▶ [Exercise details]:
Copy each line below in which the string "title" appears.

*-*-*

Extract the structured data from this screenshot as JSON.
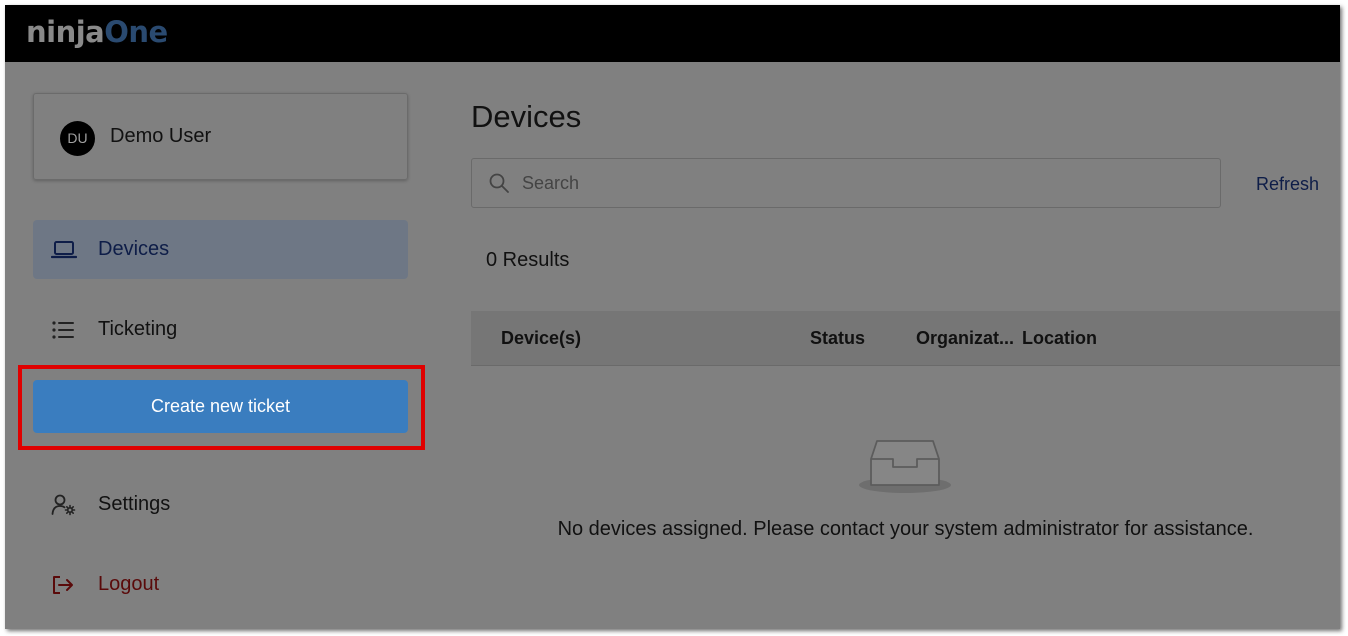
{
  "brand": {
    "logo_part1": "ninja",
    "logo_part2": "One"
  },
  "user": {
    "initials": "DU",
    "name": "Demo User"
  },
  "sidebar": {
    "items": [
      {
        "label": "Devices",
        "icon": "laptop-icon",
        "active": true
      },
      {
        "label": "Ticketing",
        "icon": "list-icon"
      },
      {
        "label": "Settings",
        "icon": "user-gear-icon"
      },
      {
        "label": "Logout",
        "icon": "logout-icon"
      }
    ],
    "create_ticket_label": "Create new ticket"
  },
  "main": {
    "title": "Devices",
    "search": {
      "placeholder": "Search",
      "value": ""
    },
    "refresh_label": "Refresh",
    "results_text": "0 Results",
    "table": {
      "columns": [
        "Device(s)",
        "Status",
        "Organizat...",
        "Location"
      ],
      "rows": []
    },
    "empty_message": "No devices assigned. Please contact your system administrator for assistance."
  },
  "colors": {
    "overlay": "#808080",
    "topbar": "#000000",
    "active_nav": "#6e7785",
    "primary_button": "#3a7dbf",
    "highlight": "#e00000",
    "logout": "#5a0a0a"
  }
}
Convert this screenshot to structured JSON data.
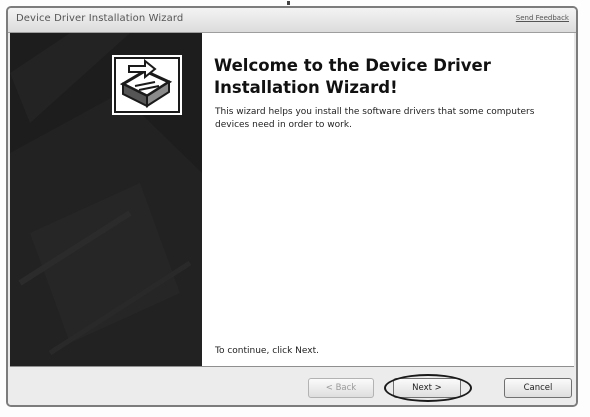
{
  "window": {
    "title": "Device Driver Installation Wizard",
    "feedback_link": "Send Feedback"
  },
  "main": {
    "heading": "Welcome to the Device Driver Installation Wizard!",
    "description": "This wizard helps you install the software drivers that some computers devices need in order to work.",
    "continue_text": "To continue, click Next."
  },
  "buttons": {
    "back": "< Back",
    "next": "Next >",
    "cancel": "Cancel"
  },
  "icons": {
    "wizard": "device-installer-icon"
  }
}
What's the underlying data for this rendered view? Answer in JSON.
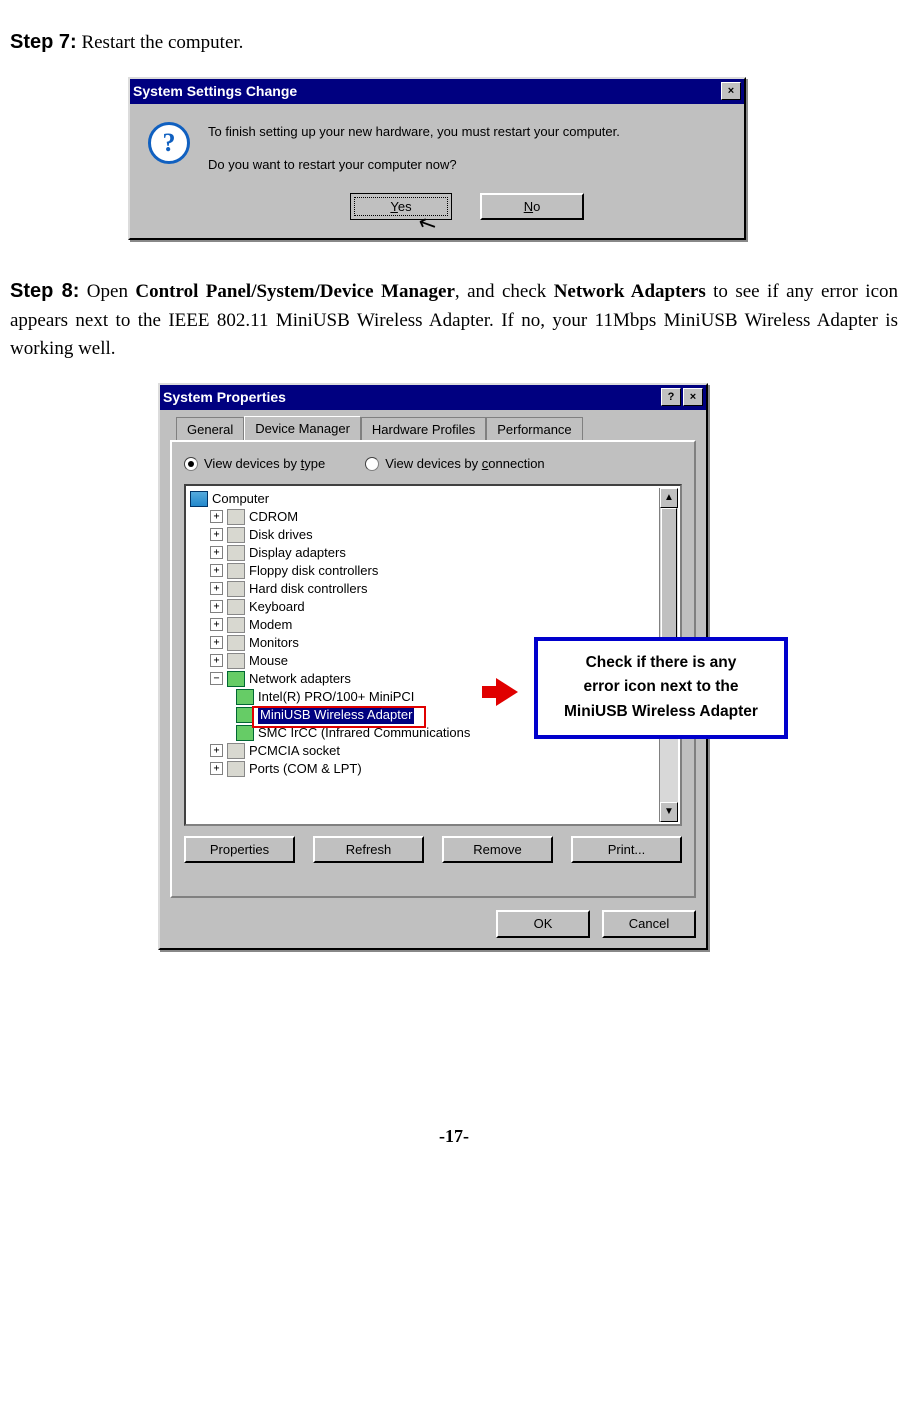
{
  "step7": {
    "label": "Step 7:",
    "text": " Restart the computer."
  },
  "dlg1": {
    "title": "System Settings Change",
    "line1": "To finish setting up your new hardware, you must restart your computer.",
    "line2": "Do you want to restart your computer now?",
    "yes_pref": "Y",
    "yes_rest": "es",
    "no_pref": "N",
    "no_rest": "o",
    "close_glyph": "×"
  },
  "step8": {
    "label": "Step 8:",
    "pre": " Open ",
    "path": "Control Panel/System/Device Manager",
    "mid": ", and check ",
    "na": "Network Adapters",
    "post": " to see if any error icon appears next to the IEEE 802.11 MiniUSB Wireless Adapter.  If no, your 11Mbps MiniUSB Wireless Adapter is working well."
  },
  "dlg2": {
    "title": "System Properties",
    "help_glyph": "?",
    "close_glyph": "×",
    "tabs": [
      "General",
      "Device Manager",
      "Hardware Profiles",
      "Performance"
    ],
    "radio_type_pref": "t",
    "radio_type": "View devices by ",
    "radio_type_suf": "ype",
    "radio_conn_pref": "c",
    "radio_conn": "View devices by ",
    "radio_conn_suf": "onnection",
    "tree": {
      "root": "Computer",
      "items": [
        "CDROM",
        "Disk drives",
        "Display adapters",
        "Floppy disk controllers",
        "Hard disk controllers",
        "Keyboard",
        "Modem",
        "Monitors",
        "Mouse"
      ],
      "net_label": "Network adapters",
      "net_children": [
        "Intel(R) PRO/100+ MiniPCI",
        "MiniUSB Wireless Adapter",
        "SMC IrCC (Infrared Communications"
      ],
      "after": [
        "PCMCIA socket",
        "Ports (COM & LPT)"
      ]
    },
    "panel_buttons": {
      "properties": "Properties",
      "refresh": "Refresh",
      "remove": "Remove",
      "print": "Print..."
    },
    "dlg_buttons": {
      "ok": "OK",
      "cancel": "Cancel"
    }
  },
  "callout": {
    "l1": "Check if there is any",
    "l2": "error icon next to the",
    "l3": "MiniUSB Wireless Adapter"
  },
  "page_num": "-17-"
}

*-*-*

▶ [Task output]:
    "title": "Devices",
    "title": "Device Driver Installation Wizard",
    "title": "System Settings Change",
    "title": "System Properties",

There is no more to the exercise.